* _Exercise instructions_
Among the entries below, find each line with "Κυκλοφορίας" and show it.

------------------------------

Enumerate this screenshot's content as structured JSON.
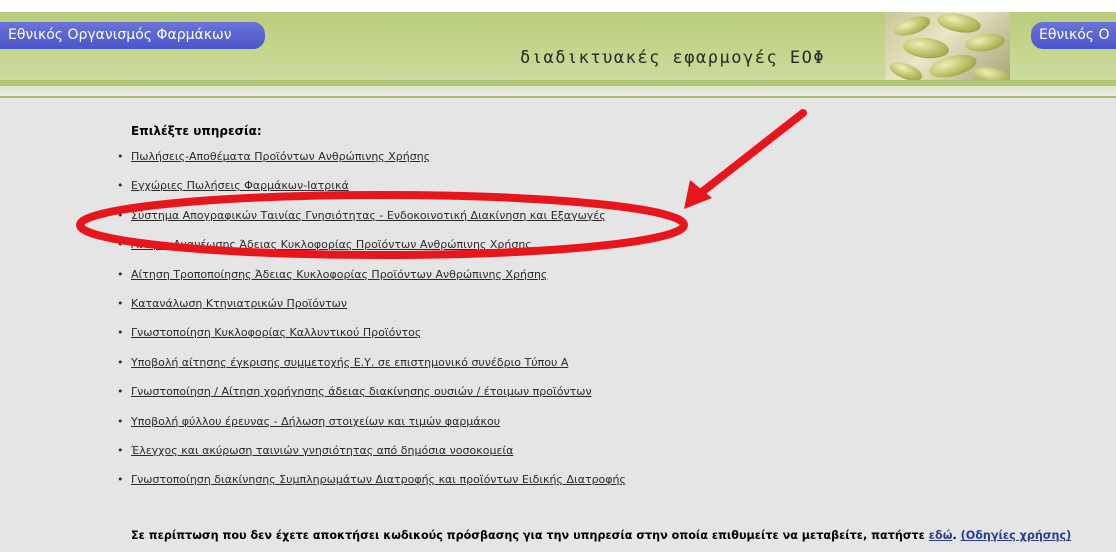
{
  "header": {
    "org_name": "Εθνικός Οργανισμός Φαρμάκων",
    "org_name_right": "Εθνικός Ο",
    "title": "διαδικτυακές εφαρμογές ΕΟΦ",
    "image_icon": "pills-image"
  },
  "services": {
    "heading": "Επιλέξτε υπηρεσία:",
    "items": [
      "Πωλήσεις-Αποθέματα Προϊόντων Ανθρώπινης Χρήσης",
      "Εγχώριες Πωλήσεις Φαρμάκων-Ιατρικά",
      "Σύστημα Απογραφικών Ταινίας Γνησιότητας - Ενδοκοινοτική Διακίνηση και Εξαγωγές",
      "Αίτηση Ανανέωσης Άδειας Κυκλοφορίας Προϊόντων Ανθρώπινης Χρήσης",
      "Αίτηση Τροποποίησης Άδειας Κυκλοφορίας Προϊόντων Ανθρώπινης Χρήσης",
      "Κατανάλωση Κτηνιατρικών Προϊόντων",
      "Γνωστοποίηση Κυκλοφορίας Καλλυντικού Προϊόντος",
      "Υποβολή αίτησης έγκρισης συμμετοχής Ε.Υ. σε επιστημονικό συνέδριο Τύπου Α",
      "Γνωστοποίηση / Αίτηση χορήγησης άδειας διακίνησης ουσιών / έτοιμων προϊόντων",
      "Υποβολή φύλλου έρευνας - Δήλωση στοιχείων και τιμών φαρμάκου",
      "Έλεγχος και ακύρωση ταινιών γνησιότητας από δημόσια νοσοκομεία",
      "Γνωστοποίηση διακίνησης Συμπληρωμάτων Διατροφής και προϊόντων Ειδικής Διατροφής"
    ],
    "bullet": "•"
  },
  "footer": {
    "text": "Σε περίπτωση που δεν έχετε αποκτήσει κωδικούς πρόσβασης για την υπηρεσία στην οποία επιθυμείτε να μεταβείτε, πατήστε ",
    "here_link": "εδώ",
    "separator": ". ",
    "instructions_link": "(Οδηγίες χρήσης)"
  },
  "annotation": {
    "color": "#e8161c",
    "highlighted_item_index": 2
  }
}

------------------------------

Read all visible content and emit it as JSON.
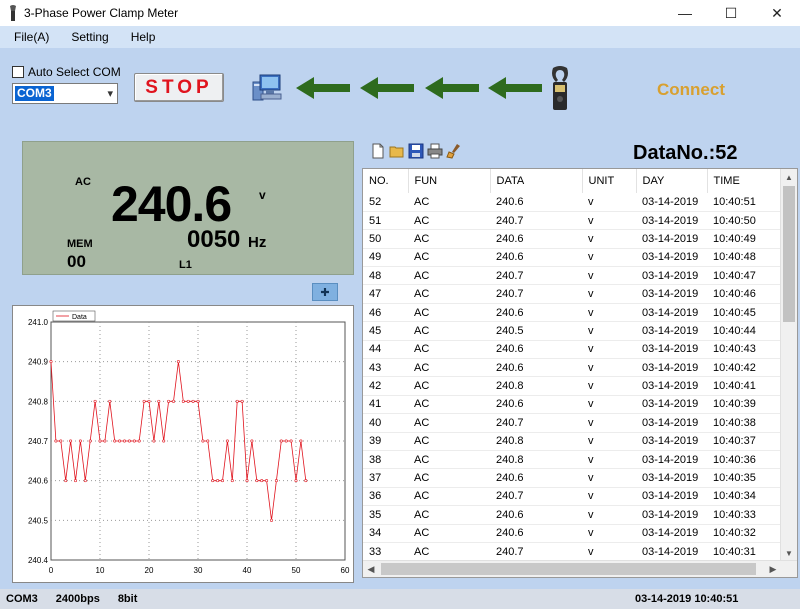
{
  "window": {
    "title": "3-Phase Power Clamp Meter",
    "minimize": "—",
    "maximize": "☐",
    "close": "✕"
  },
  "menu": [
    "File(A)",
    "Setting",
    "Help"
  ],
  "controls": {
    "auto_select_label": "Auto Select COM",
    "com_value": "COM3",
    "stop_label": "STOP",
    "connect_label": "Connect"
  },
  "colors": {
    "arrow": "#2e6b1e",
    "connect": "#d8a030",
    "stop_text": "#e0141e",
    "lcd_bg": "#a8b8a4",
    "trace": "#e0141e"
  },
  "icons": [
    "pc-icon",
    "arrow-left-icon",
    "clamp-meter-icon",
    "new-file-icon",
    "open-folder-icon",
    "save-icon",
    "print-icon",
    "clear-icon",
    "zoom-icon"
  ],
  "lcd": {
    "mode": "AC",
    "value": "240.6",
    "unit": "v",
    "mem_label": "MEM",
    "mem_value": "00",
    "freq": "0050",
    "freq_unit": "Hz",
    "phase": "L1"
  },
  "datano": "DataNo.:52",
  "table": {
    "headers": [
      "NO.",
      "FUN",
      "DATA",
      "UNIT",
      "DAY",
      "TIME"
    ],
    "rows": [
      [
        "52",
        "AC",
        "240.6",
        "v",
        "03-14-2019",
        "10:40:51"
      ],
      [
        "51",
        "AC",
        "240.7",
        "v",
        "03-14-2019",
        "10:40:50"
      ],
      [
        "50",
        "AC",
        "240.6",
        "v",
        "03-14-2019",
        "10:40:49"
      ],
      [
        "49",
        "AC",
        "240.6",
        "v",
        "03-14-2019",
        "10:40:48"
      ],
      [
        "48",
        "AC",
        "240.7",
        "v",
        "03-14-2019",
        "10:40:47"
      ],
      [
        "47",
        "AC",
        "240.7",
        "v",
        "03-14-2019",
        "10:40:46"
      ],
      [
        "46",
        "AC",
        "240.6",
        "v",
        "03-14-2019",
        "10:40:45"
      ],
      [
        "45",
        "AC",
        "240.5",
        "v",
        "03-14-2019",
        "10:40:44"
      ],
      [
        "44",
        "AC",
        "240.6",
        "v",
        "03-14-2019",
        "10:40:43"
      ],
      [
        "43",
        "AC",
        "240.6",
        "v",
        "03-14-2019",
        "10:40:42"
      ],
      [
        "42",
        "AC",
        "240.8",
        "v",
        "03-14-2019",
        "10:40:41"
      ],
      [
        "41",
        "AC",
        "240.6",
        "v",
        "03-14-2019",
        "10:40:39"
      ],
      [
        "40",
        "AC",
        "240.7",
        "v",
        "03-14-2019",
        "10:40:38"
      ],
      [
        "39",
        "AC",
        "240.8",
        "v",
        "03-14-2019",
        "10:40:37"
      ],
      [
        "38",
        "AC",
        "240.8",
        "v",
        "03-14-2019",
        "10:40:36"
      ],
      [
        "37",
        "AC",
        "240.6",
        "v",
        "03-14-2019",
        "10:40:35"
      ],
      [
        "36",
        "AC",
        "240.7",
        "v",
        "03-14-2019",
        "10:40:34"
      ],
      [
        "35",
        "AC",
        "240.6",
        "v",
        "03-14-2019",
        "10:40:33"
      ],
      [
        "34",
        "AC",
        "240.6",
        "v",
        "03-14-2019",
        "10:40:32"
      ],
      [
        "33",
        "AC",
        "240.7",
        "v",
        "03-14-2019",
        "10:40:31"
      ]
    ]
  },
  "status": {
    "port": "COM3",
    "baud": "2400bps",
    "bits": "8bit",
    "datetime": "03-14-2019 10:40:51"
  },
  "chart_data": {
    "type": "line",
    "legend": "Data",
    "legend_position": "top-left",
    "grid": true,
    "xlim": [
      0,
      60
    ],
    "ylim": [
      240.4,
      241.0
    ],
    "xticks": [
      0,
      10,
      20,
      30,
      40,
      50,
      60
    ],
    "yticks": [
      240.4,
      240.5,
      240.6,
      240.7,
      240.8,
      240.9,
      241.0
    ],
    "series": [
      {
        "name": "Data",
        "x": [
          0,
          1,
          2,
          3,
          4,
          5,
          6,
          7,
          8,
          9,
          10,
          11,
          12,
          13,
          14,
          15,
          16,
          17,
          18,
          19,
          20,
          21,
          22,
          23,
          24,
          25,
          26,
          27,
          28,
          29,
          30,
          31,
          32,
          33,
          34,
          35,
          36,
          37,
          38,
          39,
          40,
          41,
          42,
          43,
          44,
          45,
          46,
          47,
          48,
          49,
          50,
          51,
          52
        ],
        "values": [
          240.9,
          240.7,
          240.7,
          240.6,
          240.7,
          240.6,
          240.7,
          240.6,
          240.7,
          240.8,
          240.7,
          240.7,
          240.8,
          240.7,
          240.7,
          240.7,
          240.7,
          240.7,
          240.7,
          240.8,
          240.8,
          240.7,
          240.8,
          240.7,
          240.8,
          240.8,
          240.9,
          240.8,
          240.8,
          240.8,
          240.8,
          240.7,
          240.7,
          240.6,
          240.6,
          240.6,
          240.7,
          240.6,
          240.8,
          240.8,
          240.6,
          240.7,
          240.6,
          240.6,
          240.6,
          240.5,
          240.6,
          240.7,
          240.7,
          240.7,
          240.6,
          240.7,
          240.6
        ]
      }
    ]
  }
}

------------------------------

* _Result of this exercise_
      "Αίτηση Ανανέωσης Άδειας Κυκλοφορίας Προϊόντων Ανθρώπινης Χρήσης",
      "Αίτηση Τροποποίησης Άδειας Κυκλοφορίας Προϊόντων Ανθρώπινης Χρήσης",
      "Γνωστοποίηση Κυκλοφορίας Καλλυντικού Προϊόντος",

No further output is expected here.